p13 of Anthony Chadwick’s translation : See above or www.Freud2Lacan.net : Another form of deciphering is what I am putting into play here: another form of deciphering is proposed to us, but the strange thing is that it starts only from another discourse. There is no trace in the beginning of Freud’s discourse of a reference to life. It is a question of a discourse, of a discourse about which he teaches, that of the hysteric, and this discourse, what does he find there? Very precisely, a meaning. And this meaning, in relation to what has been evaluated up to then, is different. It is, will I say, “le” or “la”4, let’s say to clear the way, the thing, it’s jouissance; but if you put the “thing” in two words with a little hyphen, it’s joui‐sens.5 Not one of the sayings of those welcome visitors, those beloved – I called the patient in my thesis I was mentioning just now Aimée, she was not a hysteric – not a single saying of those hysterics about whom we cannot determine which thread, golden thread of jouissance, guides them; and it is precisely for that that this discourse enunciates desire, and makes this desire in order to leave it unsatisfied. Freud guides us and he has given us, it’s true, a new discourse which means, you don’t even realize it, that all the ways that we have for approaching feeling, incident, affectuation6 for something in a certain field, you all (no need for that for you to be in analysis, nor an analyst) you know how to question it in a way for which there is nothing in all of previous literature, even if as such it is done, it bears witness to circling around that. 

Footnotes :

TN4 “Chose” is normally feminine in French, but when masculine it can mean “thingymajig” or “odd”, “bizarre”. Lacan, I think, intends both, although opting expediently for “la chose”.
TN5 Lacan elaborates elsewhere that “joui‐sens” can be further broken down into je/oui‐sens”, I hear meanings. Another translator offers “enjoymeant”. 

TN6 Transcriber’s footnote number 7 questions the word, “l’affectuation”, as either a typo, or a Lacanian neologism.
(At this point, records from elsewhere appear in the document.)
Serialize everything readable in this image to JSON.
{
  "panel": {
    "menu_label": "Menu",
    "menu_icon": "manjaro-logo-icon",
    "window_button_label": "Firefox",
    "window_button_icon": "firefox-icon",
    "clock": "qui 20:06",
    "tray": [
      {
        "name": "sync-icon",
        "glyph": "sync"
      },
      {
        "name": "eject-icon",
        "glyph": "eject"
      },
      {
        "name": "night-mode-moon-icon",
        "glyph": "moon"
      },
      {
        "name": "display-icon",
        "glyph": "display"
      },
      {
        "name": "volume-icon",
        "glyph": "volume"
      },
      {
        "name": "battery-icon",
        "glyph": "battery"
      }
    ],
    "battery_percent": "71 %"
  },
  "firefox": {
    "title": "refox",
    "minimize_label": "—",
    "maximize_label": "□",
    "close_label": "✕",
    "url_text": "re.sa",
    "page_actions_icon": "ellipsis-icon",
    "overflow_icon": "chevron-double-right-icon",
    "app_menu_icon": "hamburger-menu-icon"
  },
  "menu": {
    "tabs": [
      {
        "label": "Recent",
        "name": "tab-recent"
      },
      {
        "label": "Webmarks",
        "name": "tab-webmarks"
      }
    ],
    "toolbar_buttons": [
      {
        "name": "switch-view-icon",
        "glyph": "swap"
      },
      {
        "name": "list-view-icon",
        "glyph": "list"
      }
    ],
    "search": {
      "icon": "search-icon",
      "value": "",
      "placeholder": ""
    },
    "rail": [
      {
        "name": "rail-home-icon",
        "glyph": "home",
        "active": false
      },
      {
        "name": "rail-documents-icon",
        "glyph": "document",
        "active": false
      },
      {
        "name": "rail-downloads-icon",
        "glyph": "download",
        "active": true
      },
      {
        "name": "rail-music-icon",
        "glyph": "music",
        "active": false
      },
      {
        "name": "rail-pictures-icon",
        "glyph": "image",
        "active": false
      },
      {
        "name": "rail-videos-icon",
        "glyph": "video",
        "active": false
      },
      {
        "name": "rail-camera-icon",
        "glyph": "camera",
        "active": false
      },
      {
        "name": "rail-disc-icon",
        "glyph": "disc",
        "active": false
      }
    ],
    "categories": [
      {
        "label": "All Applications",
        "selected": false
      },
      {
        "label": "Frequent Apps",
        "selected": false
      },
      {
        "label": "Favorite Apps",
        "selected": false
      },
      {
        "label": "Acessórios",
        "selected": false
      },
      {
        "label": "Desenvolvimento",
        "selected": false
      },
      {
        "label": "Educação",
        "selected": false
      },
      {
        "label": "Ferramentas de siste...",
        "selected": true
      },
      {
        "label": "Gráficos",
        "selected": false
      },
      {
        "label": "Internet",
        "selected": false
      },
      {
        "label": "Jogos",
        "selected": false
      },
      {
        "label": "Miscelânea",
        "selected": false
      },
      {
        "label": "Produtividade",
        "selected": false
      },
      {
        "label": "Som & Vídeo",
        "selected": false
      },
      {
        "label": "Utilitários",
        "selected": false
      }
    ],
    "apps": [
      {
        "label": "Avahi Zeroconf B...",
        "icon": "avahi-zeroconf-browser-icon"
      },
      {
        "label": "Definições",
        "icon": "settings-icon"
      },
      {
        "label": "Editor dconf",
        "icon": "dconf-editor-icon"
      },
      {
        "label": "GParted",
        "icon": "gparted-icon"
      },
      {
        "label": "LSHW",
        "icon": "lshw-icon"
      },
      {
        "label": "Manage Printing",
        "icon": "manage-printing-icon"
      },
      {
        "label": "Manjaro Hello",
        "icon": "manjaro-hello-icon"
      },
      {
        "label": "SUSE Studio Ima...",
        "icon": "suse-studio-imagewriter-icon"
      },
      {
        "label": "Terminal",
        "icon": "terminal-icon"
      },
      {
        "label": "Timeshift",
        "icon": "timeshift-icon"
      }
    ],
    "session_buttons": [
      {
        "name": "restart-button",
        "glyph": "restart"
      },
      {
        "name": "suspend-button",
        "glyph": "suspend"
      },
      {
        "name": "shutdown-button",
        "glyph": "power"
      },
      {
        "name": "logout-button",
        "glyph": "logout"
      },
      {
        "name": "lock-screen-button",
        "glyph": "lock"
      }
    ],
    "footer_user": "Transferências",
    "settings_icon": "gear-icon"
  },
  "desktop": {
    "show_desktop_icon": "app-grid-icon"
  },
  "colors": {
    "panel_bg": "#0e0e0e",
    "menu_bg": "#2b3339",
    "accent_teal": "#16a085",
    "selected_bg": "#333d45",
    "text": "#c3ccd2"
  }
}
I have opted for the latter. I take to be a portmanteau word combining: affectation, affection, and affecting. 

Information & availability : ‘The Case of Aimée, or Self-punitive Paranoia’: Jacques Lacan: 1932  or here

Related texts

On or of Coronavirus  here   

THE PANDEMIC versus a pandemic – Cartel Opening Statement by Julia Evans on 25th April 2020  or here   

Summoned! : 17th April 2020 : Jean-Daniel Matet or here     

Coronavirus as Metaphor : 6th April 2020 : Gözde Kilic or here   

We shall build up again… : 31st March 2020 : Jorge Assef  or  here

Life Over Death : 26th March 2020 : Thomas Svolos  or here  

The Other that Does Not Exist and Its Scientific Committees : 23rd March 2020 : Éric Laurent  or here   

Coronavirus and the Hole in the Big Other : 14th March 2020 : Thomas Svolos or here     

The case, from unease to the lie : February 2002 : Éric Laurent or here 

As quoted in http://www.thelacanianreviews.com/that-other-practice-of-the-letter/  See Melancholia, the Pain of Existence and Moral Cowardice : October1988 : Éric Laurent or here 

Of the clinic here 

Case studies  here   

 Note : If links to any required text do not work, check www.LacanianWorksExchange.net. If a particular text or book remains absent, contact Julia Evans


 Julia Evans

Practicing Lacanian Psychoanalyst, London


Other texts

Of the clinic  here 

Case studies here  

Lacanian Transmission  here 

Some Lacanian History  here 

Topology  here 

From LW working groups  here

By Nelson Feldman here   

By Sigmund Freud here 

Notes on texts by Sigmund Freud  here 

By Jacques Lacan here 

Notes on texts by Jacques Lacan here 

 By Julia Evans here